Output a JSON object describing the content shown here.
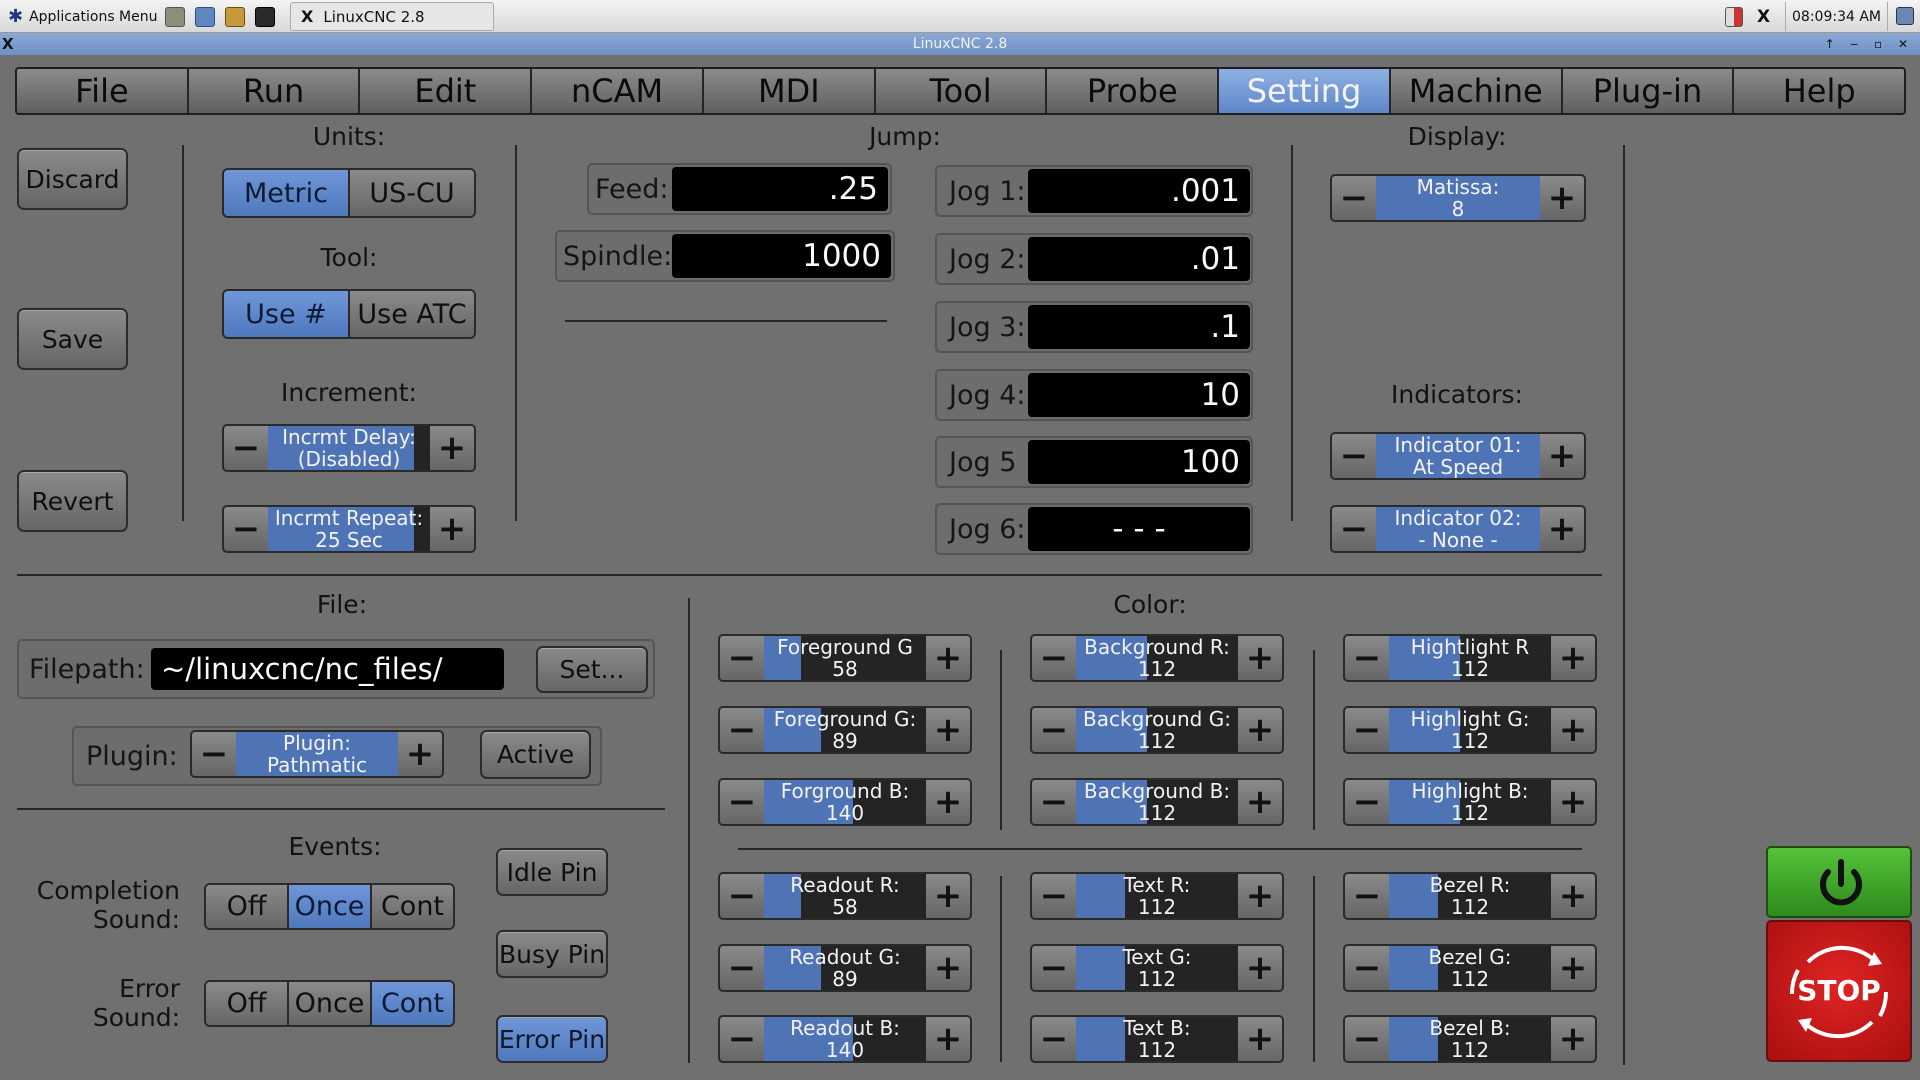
{
  "taskbar": {
    "apps_menu": "Applications Menu",
    "task_title": "LinuxCNC 2.8",
    "clock": "08:09:34 AM",
    "x_label": "X"
  },
  "window": {
    "title": "LinuxCNC 2.8"
  },
  "menu": {
    "tabs": [
      "File",
      "Run",
      "Edit",
      "nCAM",
      "MDI",
      "Tool",
      "Probe",
      "Setting",
      "Machine",
      "Plug-in",
      "Help"
    ],
    "active": "Setting"
  },
  "actions": {
    "discard": "Discard",
    "save": "Save",
    "revert": "Revert"
  },
  "units": {
    "heading": "Units:",
    "options": [
      "Metric",
      "US-CU"
    ],
    "selected": "Metric"
  },
  "tool": {
    "heading": "Tool:",
    "options": [
      "Use #",
      "Use ATC"
    ],
    "selected": "Use #"
  },
  "increment": {
    "heading": "Increment:",
    "delay": {
      "line1": "Incrmt Delay:",
      "line2": "(Disabled)",
      "fill": 0.9
    },
    "repeat": {
      "line1": "Incrmt Repeat:",
      "line2": "25 Sec",
      "fill": 0.9
    }
  },
  "jump": {
    "heading": "Jump:",
    "feed_label": "Feed:",
    "feed_value": ".25",
    "spindle_label": "Spindle:",
    "spindle_value": "1000",
    "jogs": [
      {
        "label": "Jog 1:",
        "value": ".001"
      },
      {
        "label": "Jog 2:",
        "value": ".01"
      },
      {
        "label": "Jog 3:",
        "value": ".1"
      },
      {
        "label": "Jog 4:",
        "value": "10"
      },
      {
        "label": "Jog 5",
        "value": "100"
      },
      {
        "label": "Jog 6:",
        "value": "- - -"
      }
    ]
  },
  "display": {
    "heading": "Display:",
    "theme": {
      "line1": "Matissa:",
      "line2": "8",
      "fill": 1.0
    }
  },
  "indicators": {
    "heading": "Indicators:",
    "items": [
      {
        "line1": "Indicator 01:",
        "line2": "At Speed",
        "fill": 1.0
      },
      {
        "line1": "Indicator 02:",
        "line2": "- None -",
        "fill": 1.0
      }
    ]
  },
  "file": {
    "heading": "File:",
    "filepath_label": "Filepath:",
    "filepath_value": "~/linuxcnc/nc_files/",
    "set_button": "Set...",
    "plugin_label": "Plugin:",
    "plugin": {
      "line1": "Plugin:",
      "line2": "Pathmatic",
      "fill": 1.0
    },
    "active_button": "Active"
  },
  "events": {
    "heading": "Events:",
    "completion_line1": "Completion",
    "completion_line2": "Sound:",
    "error_line1": "Error",
    "error_line2": "Sound:",
    "options": [
      "Off",
      "Once",
      "Cont"
    ],
    "completion_selected": "Once",
    "error_selected": "Cont",
    "idle_pin": "Idle Pin",
    "busy_pin": "Busy Pin",
    "error_pin": "Error Pin"
  },
  "color": {
    "heading": "Color:",
    "upper": [
      [
        {
          "name": "Foreground G",
          "value": "58",
          "fill": 0.23
        },
        {
          "name": "Foreground  G:",
          "value": "89",
          "fill": 0.35
        },
        {
          "name": "Forground B:",
          "value": "140",
          "fill": 0.55
        }
      ],
      [
        {
          "name": "Background R:",
          "value": "112",
          "fill": 0.44
        },
        {
          "name": "Background G:",
          "value": "112",
          "fill": 0.44
        },
        {
          "name": "Background B:",
          "value": "112",
          "fill": 0.44
        }
      ],
      [
        {
          "name": "Hightlight R",
          "value": "112",
          "fill": 0.44
        },
        {
          "name": "Highlight G:",
          "value": "112",
          "fill": 0.44
        },
        {
          "name": "Highlight B:",
          "value": "112",
          "fill": 0.44
        }
      ]
    ],
    "lower": [
      [
        {
          "name": "Readout R:",
          "value": "58",
          "fill": 0.23
        },
        {
          "name": "Readout G:",
          "value": "89",
          "fill": 0.35
        },
        {
          "name": "Readout B:",
          "value": "140",
          "fill": 0.55
        }
      ],
      [
        {
          "name": "Text R:",
          "value": "112",
          "fill": 0.3
        },
        {
          "name": "Text G:",
          "value": "112",
          "fill": 0.3
        },
        {
          "name": "Text B:",
          "value": "112",
          "fill": 0.3
        }
      ],
      [
        {
          "name": "Bezel R:",
          "value": "112",
          "fill": 0.3
        },
        {
          "name": "Bezel G:",
          "value": "112",
          "fill": 0.3
        },
        {
          "name": "Bezel B:",
          "value": "112",
          "fill": 0.3
        }
      ]
    ]
  },
  "estop": {
    "label": "STOP"
  },
  "colors": {
    "accent": "#5e86c8",
    "panel": "#707070",
    "power": "#3aa524",
    "stop": "#c91818"
  }
}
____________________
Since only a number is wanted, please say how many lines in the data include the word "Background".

### YOUR RESPONSE
3